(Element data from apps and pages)
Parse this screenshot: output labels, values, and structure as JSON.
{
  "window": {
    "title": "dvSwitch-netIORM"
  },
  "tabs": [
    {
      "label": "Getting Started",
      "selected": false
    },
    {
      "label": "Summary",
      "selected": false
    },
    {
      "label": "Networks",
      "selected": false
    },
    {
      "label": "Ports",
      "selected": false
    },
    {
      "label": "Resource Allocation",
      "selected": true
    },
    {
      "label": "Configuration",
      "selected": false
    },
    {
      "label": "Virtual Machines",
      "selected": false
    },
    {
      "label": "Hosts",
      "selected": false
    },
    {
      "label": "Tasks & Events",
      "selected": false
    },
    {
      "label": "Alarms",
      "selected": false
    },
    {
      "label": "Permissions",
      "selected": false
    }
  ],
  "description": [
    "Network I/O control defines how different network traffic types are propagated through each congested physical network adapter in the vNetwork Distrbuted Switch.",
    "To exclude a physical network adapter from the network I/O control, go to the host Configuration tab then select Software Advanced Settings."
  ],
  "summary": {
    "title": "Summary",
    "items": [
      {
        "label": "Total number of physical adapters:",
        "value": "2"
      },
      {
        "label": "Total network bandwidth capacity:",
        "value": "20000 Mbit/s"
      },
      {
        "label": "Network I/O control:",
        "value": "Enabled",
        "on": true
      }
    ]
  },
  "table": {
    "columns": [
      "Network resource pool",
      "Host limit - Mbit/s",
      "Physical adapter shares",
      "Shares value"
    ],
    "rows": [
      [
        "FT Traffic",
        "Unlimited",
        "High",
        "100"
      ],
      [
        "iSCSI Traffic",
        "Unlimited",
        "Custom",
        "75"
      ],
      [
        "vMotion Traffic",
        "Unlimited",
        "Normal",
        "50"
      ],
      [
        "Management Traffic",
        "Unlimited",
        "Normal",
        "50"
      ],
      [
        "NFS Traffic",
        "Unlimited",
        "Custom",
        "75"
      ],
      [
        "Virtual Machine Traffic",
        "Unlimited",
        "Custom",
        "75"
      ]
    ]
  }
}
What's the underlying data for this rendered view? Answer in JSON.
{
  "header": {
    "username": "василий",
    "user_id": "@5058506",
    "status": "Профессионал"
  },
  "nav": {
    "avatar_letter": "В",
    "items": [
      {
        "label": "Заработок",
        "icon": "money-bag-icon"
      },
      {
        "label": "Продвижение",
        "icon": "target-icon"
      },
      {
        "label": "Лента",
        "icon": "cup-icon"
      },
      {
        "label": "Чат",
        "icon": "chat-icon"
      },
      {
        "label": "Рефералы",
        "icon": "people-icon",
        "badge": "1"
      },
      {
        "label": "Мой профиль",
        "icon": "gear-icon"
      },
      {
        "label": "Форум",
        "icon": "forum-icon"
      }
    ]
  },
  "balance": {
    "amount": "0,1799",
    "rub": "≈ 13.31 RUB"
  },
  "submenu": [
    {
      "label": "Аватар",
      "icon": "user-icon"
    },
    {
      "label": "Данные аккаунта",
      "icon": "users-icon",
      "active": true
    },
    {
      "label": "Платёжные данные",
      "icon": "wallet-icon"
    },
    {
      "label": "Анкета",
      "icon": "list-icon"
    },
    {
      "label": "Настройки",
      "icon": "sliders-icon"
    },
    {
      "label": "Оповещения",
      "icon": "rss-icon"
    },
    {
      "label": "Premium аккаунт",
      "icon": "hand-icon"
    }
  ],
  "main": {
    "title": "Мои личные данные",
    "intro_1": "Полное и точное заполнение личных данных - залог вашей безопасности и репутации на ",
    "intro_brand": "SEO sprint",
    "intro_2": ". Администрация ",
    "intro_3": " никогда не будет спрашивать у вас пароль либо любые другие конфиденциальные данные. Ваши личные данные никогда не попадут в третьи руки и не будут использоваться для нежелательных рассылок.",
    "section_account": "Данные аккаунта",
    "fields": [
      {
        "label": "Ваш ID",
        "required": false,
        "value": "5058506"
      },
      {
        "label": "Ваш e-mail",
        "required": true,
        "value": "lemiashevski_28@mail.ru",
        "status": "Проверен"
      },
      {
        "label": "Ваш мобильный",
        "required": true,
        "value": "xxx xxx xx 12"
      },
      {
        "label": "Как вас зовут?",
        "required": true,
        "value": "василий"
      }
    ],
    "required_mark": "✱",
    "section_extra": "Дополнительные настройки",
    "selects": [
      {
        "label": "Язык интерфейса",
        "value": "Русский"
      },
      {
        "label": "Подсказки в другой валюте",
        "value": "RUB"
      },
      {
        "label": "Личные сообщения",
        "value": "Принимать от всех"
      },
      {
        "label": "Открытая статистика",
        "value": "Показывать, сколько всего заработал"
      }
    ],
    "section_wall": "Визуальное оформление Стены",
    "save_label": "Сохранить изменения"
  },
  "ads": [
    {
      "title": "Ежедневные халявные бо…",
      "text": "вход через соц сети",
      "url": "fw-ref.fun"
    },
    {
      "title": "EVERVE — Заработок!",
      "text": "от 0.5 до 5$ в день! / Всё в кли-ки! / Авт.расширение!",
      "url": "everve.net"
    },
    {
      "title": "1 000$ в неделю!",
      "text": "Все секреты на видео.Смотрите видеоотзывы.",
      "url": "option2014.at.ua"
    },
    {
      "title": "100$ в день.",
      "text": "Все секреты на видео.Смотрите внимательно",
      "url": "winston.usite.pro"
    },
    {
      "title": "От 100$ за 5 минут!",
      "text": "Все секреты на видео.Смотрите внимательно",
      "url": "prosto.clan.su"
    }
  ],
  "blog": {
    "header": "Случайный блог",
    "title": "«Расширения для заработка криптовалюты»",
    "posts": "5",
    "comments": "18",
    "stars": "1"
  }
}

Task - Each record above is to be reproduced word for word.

Response to the task -
Parse this screenshot: output labels, values, and structure as JSON.
{
  "window": {
    "title": "dvSwitch-netIORM"
  },
  "tabs": [
    {
      "label": "Getting Started",
      "selected": false
    },
    {
      "label": "Summary",
      "selected": false
    },
    {
      "label": "Networks",
      "selected": false
    },
    {
      "label": "Ports",
      "selected": false
    },
    {
      "label": "Resource Allocation",
      "selected": true
    },
    {
      "label": "Configuration",
      "selected": false
    },
    {
      "label": "Virtual Machines",
      "selected": false
    },
    {
      "label": "Hosts",
      "selected": false
    },
    {
      "label": "Tasks & Events",
      "selected": false
    },
    {
      "label": "Alarms",
      "selected": false
    },
    {
      "label": "Permissions",
      "selected": false
    }
  ],
  "description": [
    "Network I/O control defines how different network traffic types are propagated through each congested physical network adapter in the vNetwork Distrbuted Switch.",
    "To exclude a physical network adapter from the network I/O control, go to the host Configuration tab then select Software Advanced Settings."
  ],
  "summary": {
    "title": "Summary",
    "items": [
      {
        "label": "Total number of physical adapters:",
        "value": "2"
      },
      {
        "label": "Total network bandwidth capacity:",
        "value": "20000 Mbit/s"
      },
      {
        "label": "Network I/O control:",
        "value": "Enabled",
        "on": true
      }
    ]
  },
  "table": {
    "columns": [
      "Network resource pool",
      "Host limit - Mbit/s",
      "Physical adapter shares",
      "Shares value"
    ],
    "rows": [
      [
        "FT Traffic",
        "Unlimited",
        "High",
        "100"
      ],
      [
        "iSCSI Traffic",
        "Unlimited",
        "Custom",
        "75"
      ],
      [
        "vMotion Traffic",
        "Unlimited",
        "Normal",
        "50"
      ],
      [
        "Management Traffic",
        "Unlimited",
        "Normal",
        "50"
      ],
      [
        "NFS Traffic",
        "Unlimited",
        "Custom",
        "75"
      ],
      [
        "Virtual Machine Traffic",
        "Unlimited",
        "Custom",
        "75"
      ]
    ]
  }
}
What's the underlying data for this rendered view? Answer in JSON.
{
  "header": {
    "username": "василий",
    "user_id": "@5058506",
    "status": "Профессионал"
  },
  "nav": {
    "avatar_letter": "В",
    "items": [
      {
        "label": "Заработок",
        "icon": "money-bag-icon"
      },
      {
        "label": "Продвижение",
        "icon": "target-icon"
      },
      {
        "label": "Лента",
        "icon": "cup-icon"
      },
      {
        "label": "Чат",
        "icon": "chat-icon"
      },
      {
        "label": "Рефералы",
        "icon": "people-icon",
        "badge": "1"
      },
      {
        "label": "Мой профиль",
        "icon": "gear-icon"
      },
      {
        "label": "Форум",
        "icon": "forum-icon"
      }
    ]
  },
  "balance": {
    "amount": "0,1799",
    "rub": "≈ 13.31 RUB"
  },
  "submenu": [
    {
      "label": "Аватар",
      "icon": "user-icon"
    },
    {
      "label": "Данные аккаунта",
      "icon": "users-icon",
      "active": true
    },
    {
      "label": "Платёжные данные",
      "icon": "wallet-icon"
    },
    {
      "label": "Анкета",
      "icon": "list-icon"
    },
    {
      "label": "Настройки",
      "icon": "sliders-icon"
    },
    {
      "label": "Оповещения",
      "icon": "rss-icon"
    },
    {
      "label": "Premium аккаунт",
      "icon": "hand-icon"
    }
  ],
  "main": {
    "title": "Мои личные данные",
    "intro_1": "Полное и точное заполнение личных данных - залог вашей безопасности и репутации на ",
    "intro_brand": "SEO sprint",
    "intro_2": ". Администрация ",
    "intro_3": " никогда не будет спрашивать у вас пароль либо любые другие конфиденциальные данные. Ваши личные данные никогда не попадут в третьи руки и не будут использоваться для нежелательных рассылок.",
    "section_account": "Данные аккаунта",
    "fields": [
      {
        "label": "Ваш ID",
        "required": false,
        "value": "5058506"
      },
      {
        "label": "Ваш e-mail",
        "required": true,
        "value": "lemiashevski_28@mail.ru",
        "status": "Проверен"
      },
      {
        "label": "Ваш мобильный",
        "required": true,
        "value": "xxx xxx xx 12"
      },
      {
        "label": "Как вас зовут?",
        "required": true,
        "value": "василий"
      }
    ],
    "required_mark": "✱",
    "section_extra": "Дополнительные настройки",
    "selects": [
      {
        "label": "Язык интерфейса",
        "value": "Русский"
      },
      {
        "label": "Подсказки в другой валюте",
        "value": "RUB"
      },
      {
        "label": "Личные сообщения",
        "value": "Принимать от всех"
      },
      {
        "label": "Открытая статистика",
        "value": "Показывать, сколько всего заработал"
      }
    ],
    "section_wall": "Визуальное оформление Стены",
    "save_label": "Сохранить изменения"
  },
  "ads": [
    {
      "title": "Ежедневные халявные бо…",
      "text": "вход через соц сети",
      "url": "fw-ref.fun"
    },
    {
      "title": "EVERVE — Заработок!",
      "text": "от 0.5 до 5$ в день! / Всё в кли-ки! / Авт.расширение!",
      "url": "everve.net"
    },
    {
      "title": "1 000$ в неделю!",
      "text": "Все секреты на видео.Смотрите видеоотзывы.",
      "url": "option2014.at.ua"
    },
    {
      "title": "100$ в день.",
      "text": "Все секреты на видео.Смотрите внимательно",
      "url": "winston.usite.pro"
    },
    {
      "title": "От 100$ за 5 минут!",
      "text": "Все секреты на видео.Смотрите внимательно",
      "url": "prosto.clan.su"
    }
  ],
  "blog": {
    "header": "Случайный блог",
    "title": "«Расширения для заработка криптовалюты»",
    "posts": "5",
    "comments": "18",
    "stars": "1"
  }
}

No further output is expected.